→ Problem to work on: For the word "tests", count the lines of the data that include it and give only the total.

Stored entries
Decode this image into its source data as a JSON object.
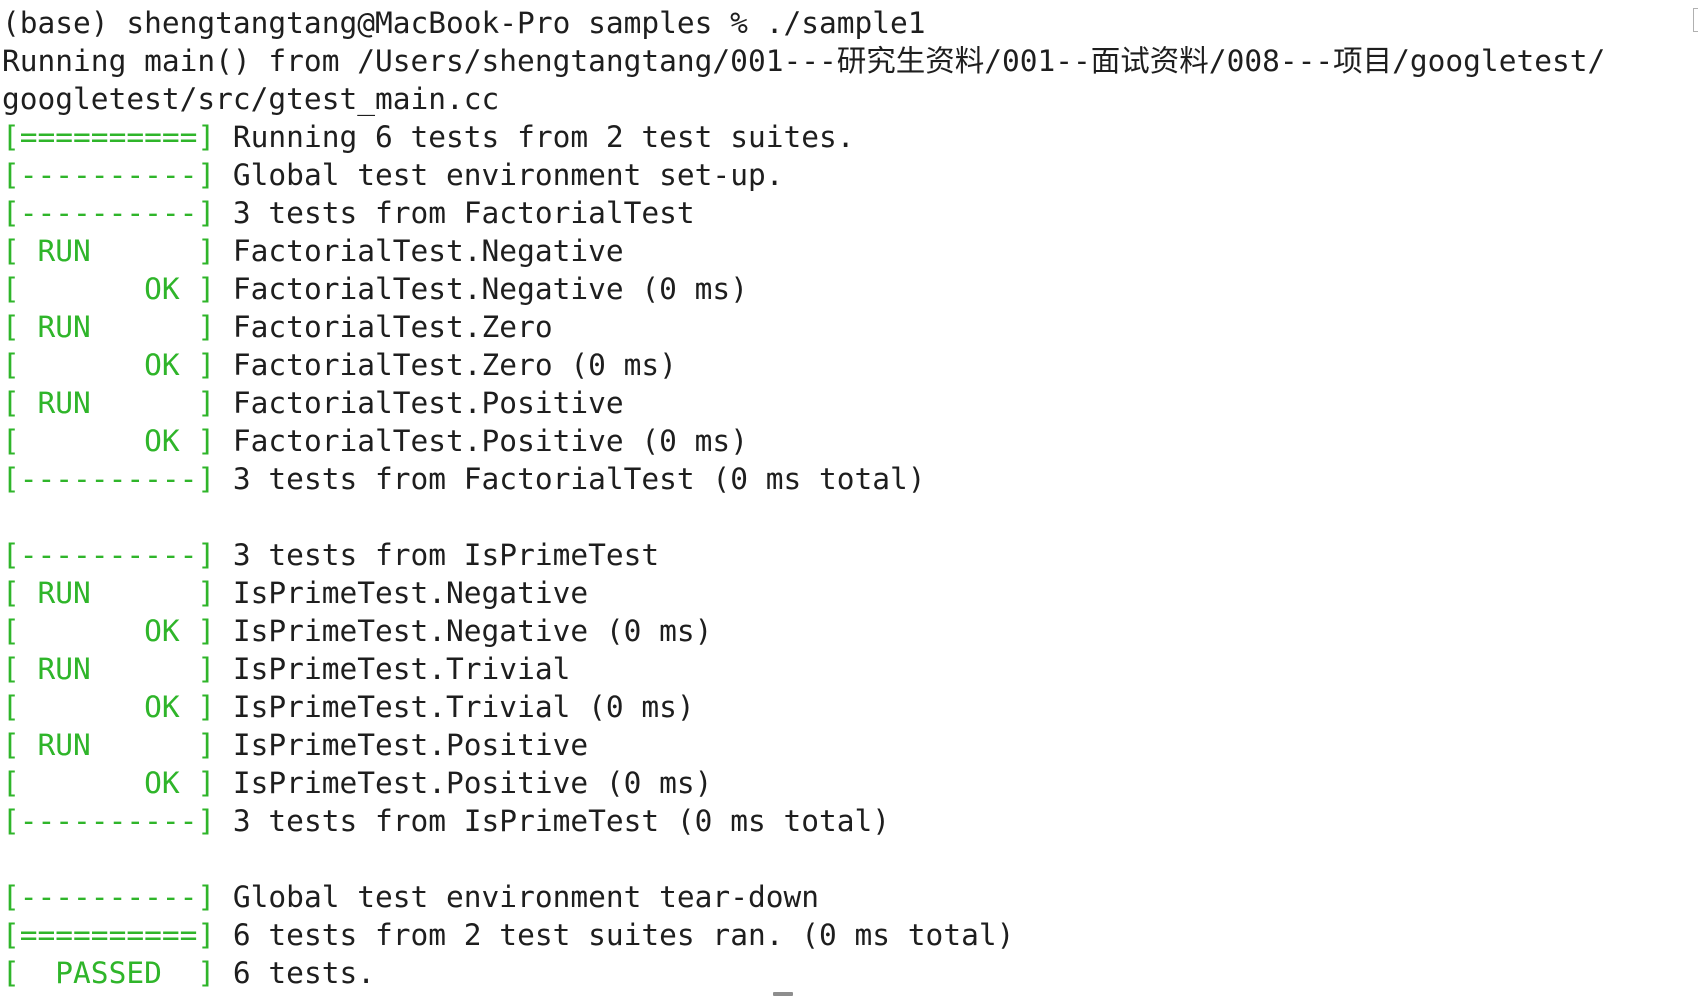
{
  "terminal": {
    "colors": {
      "text": "#1e1e1e",
      "tag": "#2fb52a",
      "background": "#ffffff"
    },
    "lines": [
      {
        "type": "plain",
        "text": "(base) shengtangtang@MacBook-Pro samples % ./sample1"
      },
      {
        "type": "plain",
        "text": "Running main() from /Users/shengtangtang/001---研究生资料/001--面试资料/008---项目/googletest/"
      },
      {
        "type": "plain",
        "text": "googletest/src/gtest_main.cc"
      },
      {
        "type": "tag",
        "tag": "[==========]",
        "text": " Running 6 tests from 2 test suites."
      },
      {
        "type": "tag",
        "tag": "[----------]",
        "text": " Global test environment set-up."
      },
      {
        "type": "tag",
        "tag": "[----------]",
        "text": " 3 tests from FactorialTest"
      },
      {
        "type": "tag",
        "tag": "[ RUN      ]",
        "text": " FactorialTest.Negative"
      },
      {
        "type": "tag",
        "tag": "[       OK ]",
        "text": " FactorialTest.Negative (0 ms)"
      },
      {
        "type": "tag",
        "tag": "[ RUN      ]",
        "text": " FactorialTest.Zero"
      },
      {
        "type": "tag",
        "tag": "[       OK ]",
        "text": " FactorialTest.Zero (0 ms)"
      },
      {
        "type": "tag",
        "tag": "[ RUN      ]",
        "text": " FactorialTest.Positive"
      },
      {
        "type": "tag",
        "tag": "[       OK ]",
        "text": " FactorialTest.Positive (0 ms)"
      },
      {
        "type": "tag",
        "tag": "[----------]",
        "text": " 3 tests from FactorialTest (0 ms total)"
      },
      {
        "type": "plain",
        "text": ""
      },
      {
        "type": "tag",
        "tag": "[----------]",
        "text": " 3 tests from IsPrimeTest"
      },
      {
        "type": "tag",
        "tag": "[ RUN      ]",
        "text": " IsPrimeTest.Negative"
      },
      {
        "type": "tag",
        "tag": "[       OK ]",
        "text": " IsPrimeTest.Negative (0 ms)"
      },
      {
        "type": "tag",
        "tag": "[ RUN      ]",
        "text": " IsPrimeTest.Trivial"
      },
      {
        "type": "tag",
        "tag": "[       OK ]",
        "text": " IsPrimeTest.Trivial (0 ms)"
      },
      {
        "type": "tag",
        "tag": "[ RUN      ]",
        "text": " IsPrimeTest.Positive"
      },
      {
        "type": "tag",
        "tag": "[       OK ]",
        "text": " IsPrimeTest.Positive (0 ms)"
      },
      {
        "type": "tag",
        "tag": "[----------]",
        "text": " 3 tests from IsPrimeTest (0 ms total)"
      },
      {
        "type": "plain",
        "text": ""
      },
      {
        "type": "tag",
        "tag": "[----------]",
        "text": " Global test environment tear-down"
      },
      {
        "type": "tag",
        "tag": "[==========]",
        "text": " 6 tests from 2 test suites ran. (0 ms total)"
      },
      {
        "type": "tag",
        "tag": "[  PASSED  ]",
        "text": " 6 tests."
      }
    ]
  }
}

→ Worked solution: 7